The Council of Ministers amended the 2005 list by a directive issued on February 1. The document took effect 10 days later.
In 24 of the 211 localities nobody lives any longer, the remaining localities have been added to the "clean" zone, Ms. Kukina said.
The directive also changed the status of 355 localities, declaring them less contaminated because of the natural decay of radionuclides and dwindling effective doses to which residents are annually exposed on the average, Ms. Kukina said.
The new list features 2,402 localities where a total of 1,151,280 people resided as of January 1, 2009. Depending on contamination with cesium-137, strontium-90 and plutonium-238, 239 and 240, the localities are divided into zones.
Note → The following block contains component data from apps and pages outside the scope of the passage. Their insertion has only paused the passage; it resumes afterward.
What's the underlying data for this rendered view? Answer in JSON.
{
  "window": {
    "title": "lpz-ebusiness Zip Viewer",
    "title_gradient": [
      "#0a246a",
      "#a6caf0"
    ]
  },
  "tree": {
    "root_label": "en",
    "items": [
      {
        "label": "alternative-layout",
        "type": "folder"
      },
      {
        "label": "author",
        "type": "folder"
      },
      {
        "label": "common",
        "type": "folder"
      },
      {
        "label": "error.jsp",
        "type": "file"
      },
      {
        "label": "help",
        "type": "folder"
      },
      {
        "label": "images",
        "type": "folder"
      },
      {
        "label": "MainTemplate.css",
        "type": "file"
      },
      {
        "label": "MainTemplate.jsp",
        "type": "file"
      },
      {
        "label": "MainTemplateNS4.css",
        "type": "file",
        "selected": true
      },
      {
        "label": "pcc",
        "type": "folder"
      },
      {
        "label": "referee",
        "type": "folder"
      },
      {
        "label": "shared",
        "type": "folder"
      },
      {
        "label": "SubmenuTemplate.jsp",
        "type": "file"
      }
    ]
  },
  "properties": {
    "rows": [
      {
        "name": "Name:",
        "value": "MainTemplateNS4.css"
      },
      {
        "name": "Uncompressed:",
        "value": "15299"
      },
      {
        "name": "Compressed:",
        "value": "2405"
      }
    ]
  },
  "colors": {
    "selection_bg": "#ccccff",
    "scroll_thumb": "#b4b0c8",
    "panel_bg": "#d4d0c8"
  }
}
As many as 1,904 localities with a total population of 1,030,845 people are in the Periodic Control Zone with contamination of one to five curies per square kilometer; 480 localities with 118,433 people are in the Optional Evacuation Zone (five to 15 curies per square kilometer); and 18 localities with a population of 2.202 people are in the Second-stage Evacuation Zone (15 to 40 curies per square kilometer).
Ms. Kukina said that exposure to radiation largely depends on the behavior and diet of each specific individual living in a Chernobyl-affected area. "If a person consumes wild berries and mushrooms gathered in radioactively contaminated forests, he is exposed to radiation," she said.